Everyone’s heard of the popular Christmas carol, “Jingle Bells,” right? “Jingle Bells” is in the public domain, meaning it is no longer under copyright protection and I can play it, modify it, use it in my music video, or do anything else to it without having to get a license. So here are my changes, for which I’m going to claim new copyright protection:
Ringing bells, ringing bells
Ringing all the way
Oh what a joy it is to ride
In a one-horse open sleigh
Now say this version suddenly becomes a hit. People love this version of this old Christmas carol (yes, I know, “ringing bells” doesn’t have the same, ahem, ring as “jingle bells,” but just go with me here). Ringing bells replaces jingle bells in caroling, and twenty years from now people barely even remember a time when we said “jingle” instead.

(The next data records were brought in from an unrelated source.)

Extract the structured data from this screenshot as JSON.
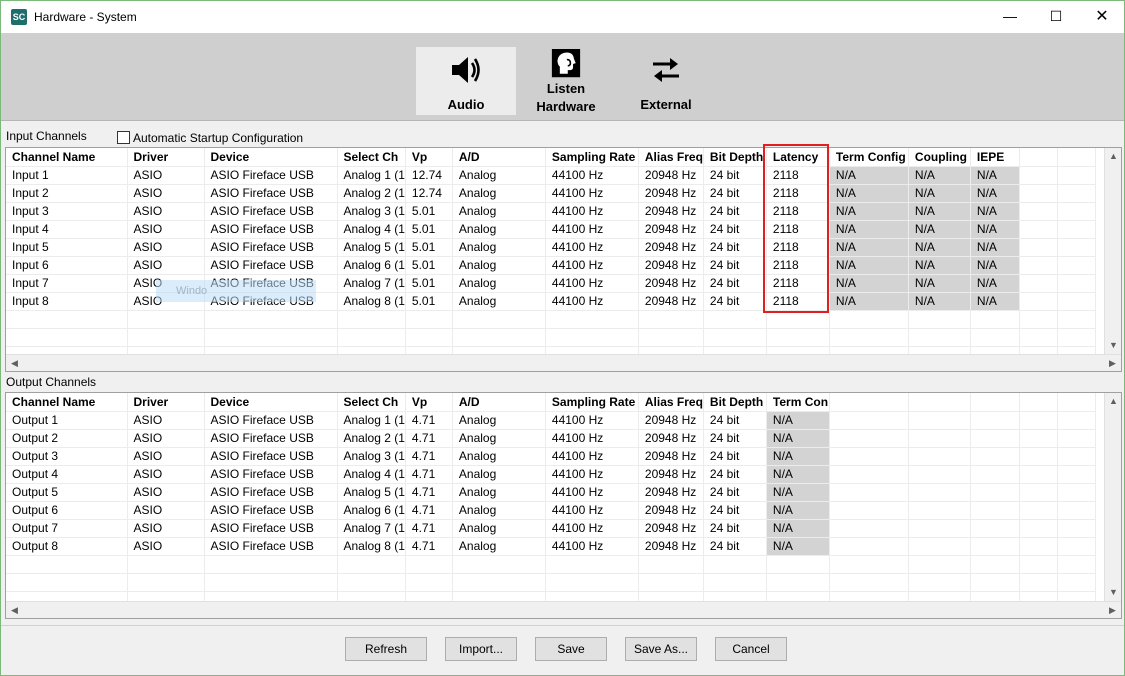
{
  "window": {
    "title": "Hardware - System",
    "app_icon": "SC"
  },
  "toolbar": {
    "audio_label": "Audio",
    "listen_label_1": "Listen",
    "listen_label_2": "Hardware",
    "external_label": "External"
  },
  "input_section": {
    "label": "Input Channels",
    "auto_startup_label": "Automatic Startup Configuration",
    "auto_startup_checked": false,
    "headers": [
      "Channel Name",
      "Driver",
      "Device",
      "Select Ch",
      "Vp",
      "A/D",
      "Sampling Rate",
      "Alias Freq",
      "Bit Depth",
      "Latency",
      "Term Config",
      "Coupling",
      "IEPE"
    ],
    "rows": [
      [
        "Input 1",
        "ASIO",
        "ASIO Fireface USB",
        "Analog 1 (1",
        "12.74",
        "Analog",
        "44100 Hz",
        "20948 Hz",
        "24 bit",
        "2118",
        "N/A",
        "N/A",
        "N/A"
      ],
      [
        "Input 2",
        "ASIO",
        "ASIO Fireface USB",
        "Analog 2 (1",
        "12.74",
        "Analog",
        "44100 Hz",
        "20948 Hz",
        "24 bit",
        "2118",
        "N/A",
        "N/A",
        "N/A"
      ],
      [
        "Input 3",
        "ASIO",
        "ASIO Fireface USB",
        "Analog 3 (1",
        "5.01",
        "Analog",
        "44100 Hz",
        "20948 Hz",
        "24 bit",
        "2118",
        "N/A",
        "N/A",
        "N/A"
      ],
      [
        "Input 4",
        "ASIO",
        "ASIO Fireface USB",
        "Analog 4 (1",
        "5.01",
        "Analog",
        "44100 Hz",
        "20948 Hz",
        "24 bit",
        "2118",
        "N/A",
        "N/A",
        "N/A"
      ],
      [
        "Input 5",
        "ASIO",
        "ASIO Fireface USB",
        "Analog 5 (1",
        "5.01",
        "Analog",
        "44100 Hz",
        "20948 Hz",
        "24 bit",
        "2118",
        "N/A",
        "N/A",
        "N/A"
      ],
      [
        "Input 6",
        "ASIO",
        "ASIO Fireface USB",
        "Analog 6 (1",
        "5.01",
        "Analog",
        "44100 Hz",
        "20948 Hz",
        "24 bit",
        "2118",
        "N/A",
        "N/A",
        "N/A"
      ],
      [
        "Input 7",
        "ASIO",
        "ASIO Fireface USB",
        "Analog 7 (1",
        "5.01",
        "Analog",
        "44100 Hz",
        "20948 Hz",
        "24 bit",
        "2118",
        "N/A",
        "N/A",
        "N/A"
      ],
      [
        "Input 8",
        "ASIO",
        "ASIO Fireface USB",
        "Analog 8 (1",
        "5.01",
        "Analog",
        "44100 Hz",
        "20948 Hz",
        "24 bit",
        "2118",
        "N/A",
        "N/A",
        "N/A"
      ]
    ],
    "ghost_text": "Windo"
  },
  "output_section": {
    "label": "Output Channels",
    "headers": [
      "Channel Name",
      "Driver",
      "Device",
      "Select Ch",
      "Vp",
      "A/D",
      "Sampling Rate",
      "Alias Freq",
      "Bit Depth",
      "Term Con"
    ],
    "rows": [
      [
        "Output 1",
        "ASIO",
        "ASIO Fireface USB",
        "Analog 1 (1",
        "4.71",
        "Analog",
        "44100 Hz",
        "20948 Hz",
        "24 bit",
        "N/A"
      ],
      [
        "Output 2",
        "ASIO",
        "ASIO Fireface USB",
        "Analog 2 (1",
        "4.71",
        "Analog",
        "44100 Hz",
        "20948 Hz",
        "24 bit",
        "N/A"
      ],
      [
        "Output 3",
        "ASIO",
        "ASIO Fireface USB",
        "Analog 3 (1",
        "4.71",
        "Analog",
        "44100 Hz",
        "20948 Hz",
        "24 bit",
        "N/A"
      ],
      [
        "Output 4",
        "ASIO",
        "ASIO Fireface USB",
        "Analog 4 (1",
        "4.71",
        "Analog",
        "44100 Hz",
        "20948 Hz",
        "24 bit",
        "N/A"
      ],
      [
        "Output 5",
        "ASIO",
        "ASIO Fireface USB",
        "Analog 5 (1",
        "4.71",
        "Analog",
        "44100 Hz",
        "20948 Hz",
        "24 bit",
        "N/A"
      ],
      [
        "Output 6",
        "ASIO",
        "ASIO Fireface USB",
        "Analog 6 (1",
        "4.71",
        "Analog",
        "44100 Hz",
        "20948 Hz",
        "24 bit",
        "N/A"
      ],
      [
        "Output 7",
        "ASIO",
        "ASIO Fireface USB",
        "Analog 7 (1",
        "4.71",
        "Analog",
        "44100 Hz",
        "20948 Hz",
        "24 bit",
        "N/A"
      ],
      [
        "Output 8",
        "ASIO",
        "ASIO Fireface USB",
        "Analog 8 (1",
        "4.71",
        "Analog",
        "44100 Hz",
        "20948 Hz",
        "24 bit",
        "N/A"
      ]
    ]
  },
  "buttons": {
    "refresh": "Refresh",
    "import": "Import...",
    "save": "Save",
    "save_as": "Save As...",
    "cancel": "Cancel"
  },
  "colors": {
    "highlight_border": "#e02020",
    "na_cell_bg": "#d3d3d3",
    "toolbar_bg": "#cfcfcf"
  }
}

Movie directors want to use the song in their movies because it has become a Christmas classic. Ah, but wait! They can’t without getting a license, which I’m going to charge $100,000 for them to use. Sure, the directors could use the old “Jingle Bells” instead, but that no longer has the same recognizable quality now that everyone is singing “Ringing Bells.” And, because copyright terms are now so long—extending 70 years after an author’s death—“Ringing Bells” might reasonably remain under copyright for the next 120 years. Crazy, right?